Law enforcement officials are extremely busy, and it’s not necessarily uncommon for those at the federal or state level (particularly if they were never called in to help investigate the crime) to believe the city or county’s “it-was-an-accident-Case-Closed” statement. End of conversation. This is to be expected because relationships from the county to state to federal level are based on trust and the assumption that one investigating agency is being truthful with a higher-ranking organization.
Photos and autopsy reports help tell these truths.
Photos and documented reports quietly concealed for 25 years makes a crime no less valuable than another homicide committed only yesterday.
The Loose family has indicated they are open to sharing case file documents and photos with those who wish to look further into Kim’s death, but ask that requests be made through Iowa Cold Cases.
Iowa Cold Cases is also asking for any information about events occurring the night Kim died, such as her presence at one or more local bars, her presence that evening at a trailer in the Walcott Mobile Home Park, her ride with Jeff Daily and/or other individual(s), and any other details you feel may be relevant or connected to her death.
If you have any details or knowledge you think might help solve this case, we urge you to contact Iowa DCI Special Agent in Charge Mike Motsinger at (515) 725-6010.
Kimberly R. Loose was born July 17, 1970, the daughter of Larry and Rose Loose. She resided in Blue Grass, Iowa, with her parents and eight siblings.
She died Friday, September 26, 1986, in Walcott, Iowa, from a broken neck and other serious injuries sustained at the Walcott Motor Home Park along Highway 6.
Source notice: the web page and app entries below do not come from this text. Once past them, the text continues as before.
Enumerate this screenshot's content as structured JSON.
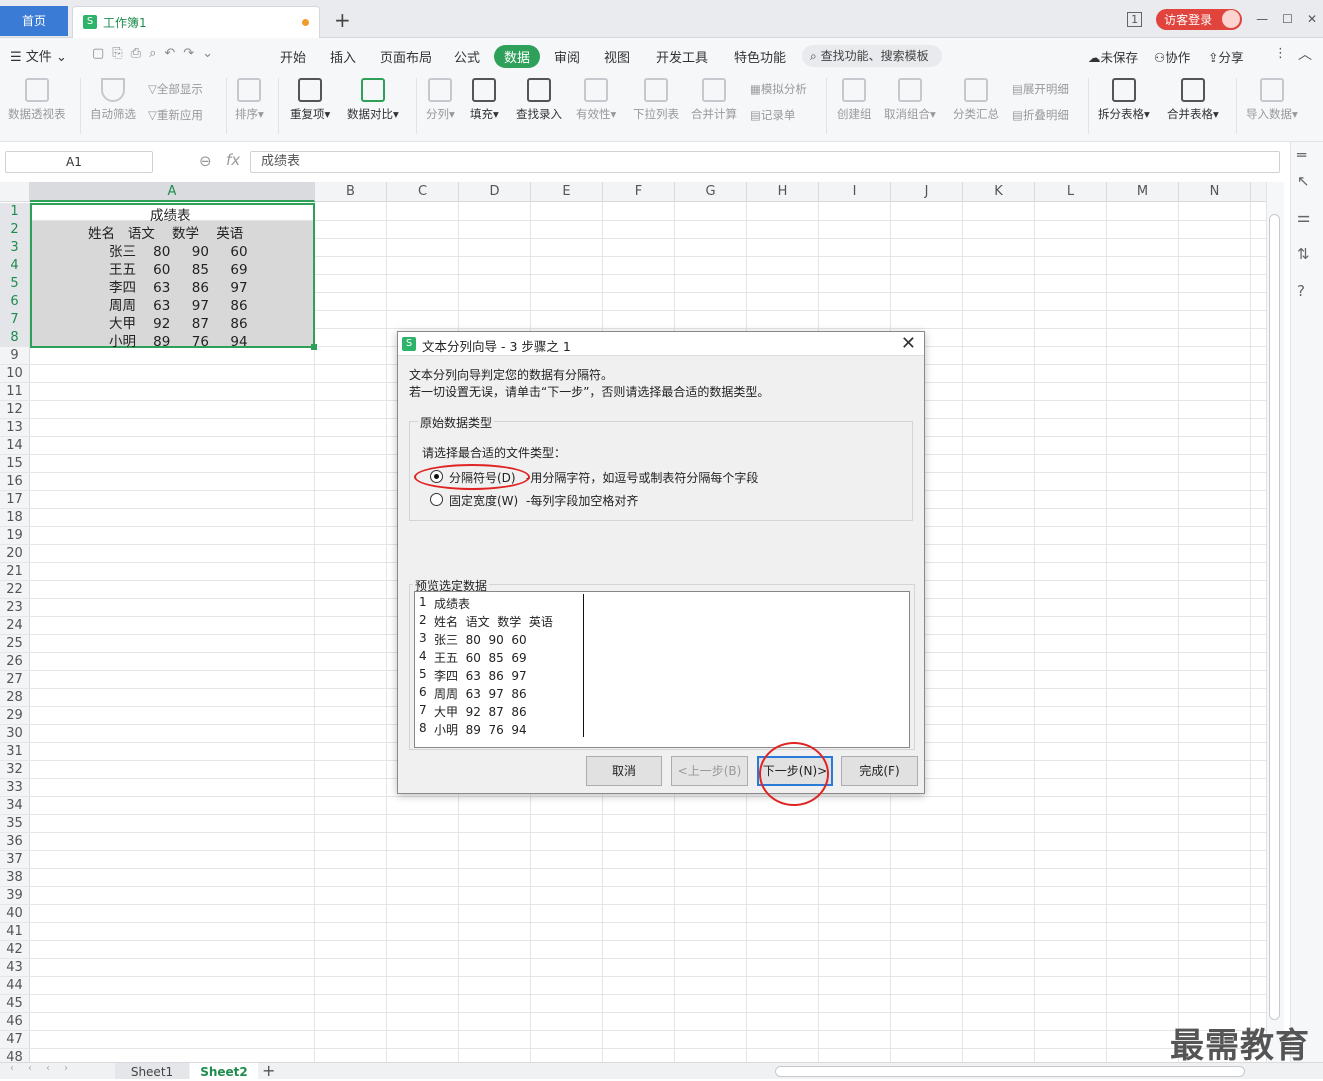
{
  "titlebar": {
    "home_tab": "首页",
    "workbook_tab": "工作簿1",
    "workbook_icon": "S",
    "new_tab": "+",
    "login_button": "访客登录",
    "window_controls": [
      "—",
      "☐",
      "✕"
    ]
  },
  "menubar": {
    "file": "文件",
    "tabs": [
      "开始",
      "插入",
      "页面布局",
      "公式",
      "数据",
      "审阅",
      "视图",
      "开发工具",
      "特色功能"
    ],
    "active_tab": "数据",
    "search": "查找功能、搜索模板",
    "unsaved": "未保存",
    "collaborate": "协作",
    "share": "分享"
  },
  "ribbon": {
    "pivot": "数据透视表",
    "auto_filter": "自动筛选",
    "show_all": "全部显示",
    "reapply": "重新应用",
    "sort": "排序",
    "duplicates": "重复项",
    "compare": "数据对比",
    "split_column": "分列",
    "fill": "填充",
    "lookup": "查找录入",
    "validity": "有效性",
    "dropdown": "下拉列表",
    "consolidate": "合并计算",
    "simulate": "模拟分析",
    "record": "记录单",
    "group": "创建组",
    "ungroup": "取消组合",
    "subtotal": "分类汇总",
    "expand": "展开明细",
    "collapse": "折叠明细",
    "split_table": "拆分表格",
    "merge_table": "合并表格",
    "import": "导入数据"
  },
  "formula_bar": {
    "cell_ref": "A1",
    "fx": "fx",
    "content": "成绩表"
  },
  "sheet": {
    "columns": [
      "A",
      "B",
      "C",
      "D",
      "E",
      "F",
      "G",
      "H",
      "I",
      "J",
      "K",
      "L",
      "M",
      "N"
    ],
    "rows": [
      "1",
      "2",
      "3",
      "4",
      "5",
      "6",
      "7",
      "8",
      "9",
      "10",
      "11",
      "12",
      "13",
      "14",
      "15",
      "16",
      "17",
      "18",
      "19",
      "20",
      "21",
      "22",
      "23",
      "24",
      "25",
      "26",
      "27",
      "28",
      "29",
      "30",
      "31",
      "32",
      "33",
      "34",
      "35",
      "36",
      "37",
      "38",
      "39",
      "40",
      "41",
      "42",
      "43",
      "44",
      "45",
      "46",
      "47",
      "48"
    ],
    "cells": [
      "成绩表",
      "姓名   语文    数学    英语",
      "张三    80     90     60",
      "王五    60     85     69",
      "李四    63     86     97",
      "周周    63     97     86",
      "大甲    92     87     86",
      "小明    89     76     94"
    ]
  },
  "sheet_tabs": {
    "sheet1": "Sheet1",
    "sheet2": "Sheet2",
    "add": "+"
  },
  "dialog": {
    "icon": "S",
    "title": "文本分列向导 - 3 步骤之 1",
    "close": "✕",
    "intro1": "文本分列向导判定您的数据有分隔符。",
    "intro2": "若一切设置无误，请单击“下一步”，否则请选择最合适的数据类型。",
    "group_title": "原始数据类型",
    "prompt": "请选择最合适的文件类型：",
    "opt_delimited": "分隔符号(D)",
    "opt_delimited_desc": "-用分隔字符，如逗号或制表符分隔每个字段",
    "opt_fixed": "固定宽度(W)",
    "opt_fixed_desc": "-每列字段加空格对齐",
    "preview_title": "预览选定数据",
    "preview_rows": [
      {
        "n": "1",
        "t": "成绩表"
      },
      {
        "n": "2",
        "t": "姓名  语文  数学  英语"
      },
      {
        "n": "3",
        "t": "张三  80  90  60"
      },
      {
        "n": "4",
        "t": "王五  60  85  69"
      },
      {
        "n": "5",
        "t": "李四  63  86  97"
      },
      {
        "n": "6",
        "t": "周周  63  97  86"
      },
      {
        "n": "7",
        "t": "大甲  92  87  86"
      },
      {
        "n": "8",
        "t": "小明  89  76  94"
      }
    ],
    "btn_cancel": "取消",
    "btn_prev": "<上一步(B)",
    "btn_next": "下一步(N)>",
    "btn_finish": "完成(F)"
  },
  "watermark": "最需教育",
  "colors": {
    "accent_green": "#2fa05a",
    "home_tab_blue": "#3a7bd5",
    "annotation_red": "#e02424",
    "selection_fill": "#d8d8d8"
  }
}
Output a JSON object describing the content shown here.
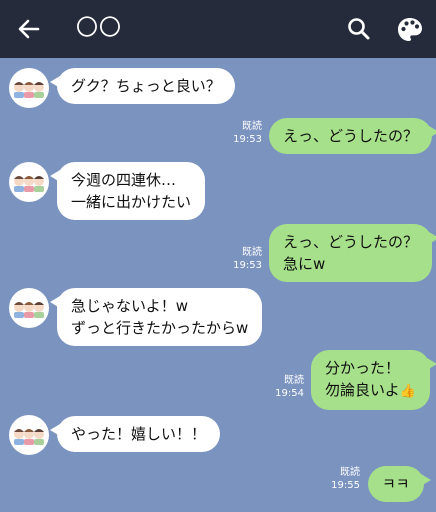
{
  "header": {
    "title": "〇〇",
    "back_icon": "back-arrow-icon",
    "search_icon": "search-icon",
    "theme_icon": "palette-icon",
    "background": "#252b3a"
  },
  "chat": {
    "background": "#7b93bf",
    "incoming_bubble_color": "#ffffff",
    "outgoing_bubble_color": "#a6e08a",
    "messages": [
      {
        "side": "in",
        "lines": [
          "グク？ちょっと良い？"
        ]
      },
      {
        "side": "out",
        "read": "既読",
        "time": "19:53",
        "lines": [
          "えっ、どうしたの？"
        ]
      },
      {
        "side": "in",
        "lines": [
          "今週の四連休…",
          "一緒に出かけたい"
        ]
      },
      {
        "side": "out",
        "read": "既読",
        "time": "19:53",
        "lines": [
          "えっ、どうしたの？",
          "急にw"
        ]
      },
      {
        "side": "in",
        "lines": [
          "急じゃないよ！w",
          "ずっと行きたかったからw"
        ]
      },
      {
        "side": "out",
        "read": "既読",
        "time": "19:54",
        "lines": [
          "分かった！",
          "勿論良いよ"
        ],
        "emoji": "👍"
      },
      {
        "side": "in",
        "lines": [
          "やった！嬉しい！！"
        ]
      },
      {
        "side": "out",
        "read": "既読",
        "time": "19:55",
        "lines": [
          "ㅋㅋ"
        ]
      }
    ]
  }
}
Kim was a junior at Davenport West High School, and would have graduated in 1988. She’d hoped to further her education and become a psychologist.
Memorial services were held at 2:30 p.m. Wednesday, Oct. 1, 1986, at Runge Mortuary.
Visitation was from 3 to 9 p.m. Tuesday, and 9 a.m. to service time on Wednesday.
Kim was laid to rest in Davenport’s Memorial Park Cemetery.
Survivors included her parents, Larry and Rose Loose of Blue Grass; sisters, Lorrie, Julie, Tammie and Terrie; and brothers, Larry III, Steven, Michael and Todd, all at home; and grandparents, Mr. and Mrs. Elmer Haskell, Milton, Iowa; and Mr. and Mrs. Walter Stoudt, Davenport.
She was preceded in death by one brother, Larry Jr., who died as an infant.